Lest we forget amidst the several other scandals currently blowing up in the Obama administration’s face (it is rather difficult to keep up), last Friday we learned that Health and Human Services Secretary Kathleen Sebelius has been hitting up health-care industry executives and groups, directly asking them to make donations to the non-profits that are working to enroll uninsured Americans and increase public awareness of ObamaCare’s benefits.
It is no secret that ObamaCare’s implementation is on the strugglebus, and Democrats see a lack of public awareness about the law as a pretty serious threat to their 2014 midterm prospects; hence why President Obama is putting more focus on the issue and Sebelius is trying to secure more — er — voluntary funding. The Washington Post described it as Sebelius approaching these execs “hat in hand,” but I would describe it more like approaching them with a gigantically threatening regulatory cudgel in hand. She is currently in charge of remaking the entire American health-care industry, remember? As Peter Suderman put it at Reason:
An “industry official who had knowledge of the calls but did not participate directly in them said there was a clear insinuation by the administration that the insurers should give financially to the nonprofits,” according to the Post. Something like this, perhaps? Hey, we’re short on money here. It would be nice if you could help with whatever you can, hint-hint, nudge-nudge.
Or maybe just: Hey, insurers. We just passed a law mandating that everyone in the country buy your product. So how about a million bucks? Or even a couple million? Over the weekend The New York Times reported that, according to an insurance industry executive, “some insurers had been asked for $1 million donations, and that ‘bigger companies have been asked for a lot more.’” That sounds rather like there was a direct solicitation.
The HHS Department maintains that they are not doing anything improper, but whether it is flat-out illegal or merely deeply unethical, it is definitely sketchy, and House Republicans got their probe on the matter going on Monday, via The Hill:
Republicans on the Ways and Means Committee, however, said the solicitations give a “clear appearance of a conflict of interest.” The committee questioned whether Sebelius is violating a federal law that says government employees may not raise money from entities they regulate.

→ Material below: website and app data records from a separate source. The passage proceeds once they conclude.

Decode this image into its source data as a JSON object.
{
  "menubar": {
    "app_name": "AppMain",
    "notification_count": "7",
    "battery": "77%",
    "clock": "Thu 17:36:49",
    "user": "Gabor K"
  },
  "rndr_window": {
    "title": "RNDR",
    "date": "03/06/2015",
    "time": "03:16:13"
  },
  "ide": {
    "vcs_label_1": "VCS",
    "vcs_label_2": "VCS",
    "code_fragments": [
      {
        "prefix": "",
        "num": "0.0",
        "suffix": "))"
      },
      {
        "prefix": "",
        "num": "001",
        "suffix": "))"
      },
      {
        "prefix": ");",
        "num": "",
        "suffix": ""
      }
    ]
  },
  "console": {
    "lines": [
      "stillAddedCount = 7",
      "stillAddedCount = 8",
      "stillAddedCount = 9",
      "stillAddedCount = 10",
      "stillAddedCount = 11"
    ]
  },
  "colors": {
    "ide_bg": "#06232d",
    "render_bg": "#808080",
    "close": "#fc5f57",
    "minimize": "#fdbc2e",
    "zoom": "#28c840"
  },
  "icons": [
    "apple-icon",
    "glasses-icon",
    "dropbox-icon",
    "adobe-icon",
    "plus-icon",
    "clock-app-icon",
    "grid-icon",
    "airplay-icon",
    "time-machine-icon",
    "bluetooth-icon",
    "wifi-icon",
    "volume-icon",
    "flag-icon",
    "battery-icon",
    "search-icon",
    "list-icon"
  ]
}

“As the Secretary of HHS, ObamaCare gives you unprecedented power to regulate a significant share of the U.S. economy, from health plans to hospitals,” the lawmakers wrote in a letter to Sebelius.
Republicans on the Energy and Commerce Committee sent a separate letter to Sebelius, asking similar questions about her outreach to healthcare stakeholders on behalf of Enroll America.
“Currently, health insurers are seeking HHS approval to qualify for the health exchanges established by the Patient Protection and Affordable Care Act so that they may attempt to sell their services to the public when enrollment begins in a few months,” lawmakers wrote. “Your agency also has the power to review the insurance rates that providers wish to charge.”
And Sen. Lamar Alexander is getting ready to ask the GAO to mount an investigation into Sebelius’s fundraising activities, seeing as how she is circumventing the will of Congress with an external effort to acquire more funds for the administration’s goals, and all:
There is a law against what they’re doing and the GAO has also said an agency may not augment appropriations from outside sources. This isn’t a complicated thing. If the administration asks for $5 and Congress appropriates $4, that’s what they get. If the government creates a subterfuge by going outside the government, to raise money through a private entity, that’s a violation of the law. …
I and other members of Congress will send a letter this week to GAO asking them to investigate if Sebelius is coordinating with these outside groups to do what congress has refused to do. I and others, I’ve sent a letter to Sec. Sebelius asking her a series of questions. I would hope the inspector general [at HHS] would become interested. I hope the Secretary will rethink what she’s doing and stay within the authorization of appropriations, not try to make an end run.